The same goes for the overall rating, where the 970 Evo 250 GB compares to many half-terabyte models, while the 500 GB model beats them all. The 970 Evo 1 TB is not much faster, but with its capacity it doesn’t matter anymore 🙂
The table shows the average retail prices of SSDs tested today, relevant at the time you read this article:
In principle, we did not plan to make any discoveries: since 9The 70 Evo replaces the 960 Evo, the new models should be as good as the old ones. The fact that they are better not only in terms of warranty, but also in terms of speed is just a nice addition. So far, there are few times when it is possible to dispose of such performance, but it definitely will not interfere. Especially if we talk about modifications of the 970 Evo with a capacity of 500 GB or more, which look great not only against the background of their immediate predecessors, but also in comparison with the more expensive drives of the 960 Pro family. However, this will not cause any “skew” in the Samsung assortment, since the series 9The 60 Pro is also being replaced by the 970 Pro, where the controller is the same as in the Evo, but the memory is faster and more enduring.

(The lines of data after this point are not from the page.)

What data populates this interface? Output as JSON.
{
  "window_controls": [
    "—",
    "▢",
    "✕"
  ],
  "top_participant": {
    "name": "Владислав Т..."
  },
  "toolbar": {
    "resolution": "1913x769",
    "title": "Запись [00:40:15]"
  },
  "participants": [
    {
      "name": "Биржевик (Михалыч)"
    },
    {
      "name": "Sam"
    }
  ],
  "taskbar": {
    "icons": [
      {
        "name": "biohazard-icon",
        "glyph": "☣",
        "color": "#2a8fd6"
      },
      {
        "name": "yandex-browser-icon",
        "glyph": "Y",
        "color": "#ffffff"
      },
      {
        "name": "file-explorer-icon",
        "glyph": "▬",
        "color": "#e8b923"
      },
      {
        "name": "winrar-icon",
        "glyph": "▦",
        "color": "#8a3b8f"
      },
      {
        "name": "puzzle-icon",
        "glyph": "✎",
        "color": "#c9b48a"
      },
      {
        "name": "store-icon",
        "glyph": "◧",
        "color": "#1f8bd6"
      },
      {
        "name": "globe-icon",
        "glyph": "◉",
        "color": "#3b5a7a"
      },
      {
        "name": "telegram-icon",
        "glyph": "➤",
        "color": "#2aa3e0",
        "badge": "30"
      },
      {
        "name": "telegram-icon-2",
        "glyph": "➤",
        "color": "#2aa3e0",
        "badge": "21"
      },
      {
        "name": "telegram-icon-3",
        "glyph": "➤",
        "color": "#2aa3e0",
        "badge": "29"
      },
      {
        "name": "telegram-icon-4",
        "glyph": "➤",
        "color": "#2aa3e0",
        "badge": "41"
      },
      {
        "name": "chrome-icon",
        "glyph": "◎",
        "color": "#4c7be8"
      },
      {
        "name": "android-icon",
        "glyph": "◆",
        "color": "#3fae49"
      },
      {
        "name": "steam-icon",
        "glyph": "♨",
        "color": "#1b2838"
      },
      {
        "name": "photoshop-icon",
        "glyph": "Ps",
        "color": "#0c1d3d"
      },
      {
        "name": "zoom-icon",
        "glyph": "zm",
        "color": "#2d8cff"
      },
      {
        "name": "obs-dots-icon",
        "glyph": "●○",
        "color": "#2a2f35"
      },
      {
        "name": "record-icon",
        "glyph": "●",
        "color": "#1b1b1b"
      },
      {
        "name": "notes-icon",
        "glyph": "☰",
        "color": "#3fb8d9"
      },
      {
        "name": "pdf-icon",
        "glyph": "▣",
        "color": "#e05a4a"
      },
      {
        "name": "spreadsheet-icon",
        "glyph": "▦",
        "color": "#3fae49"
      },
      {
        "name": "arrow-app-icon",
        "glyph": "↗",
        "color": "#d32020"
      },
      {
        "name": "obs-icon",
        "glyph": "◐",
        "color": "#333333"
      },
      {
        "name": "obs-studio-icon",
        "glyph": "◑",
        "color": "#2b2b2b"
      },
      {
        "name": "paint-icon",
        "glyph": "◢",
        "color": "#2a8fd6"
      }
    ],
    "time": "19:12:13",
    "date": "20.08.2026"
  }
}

The 970 Evo 250 GB model, as expected, stands apart in the line — it is noticeably slower than older models. However, it is more correct to compare it not with them, but with other drives of the same capacity, including those with a SATA interface — and in such a comparison, this drive is almost always faster, competing on equal terms only with direct competitors from the NVMe segment (and even they are usually overtaken).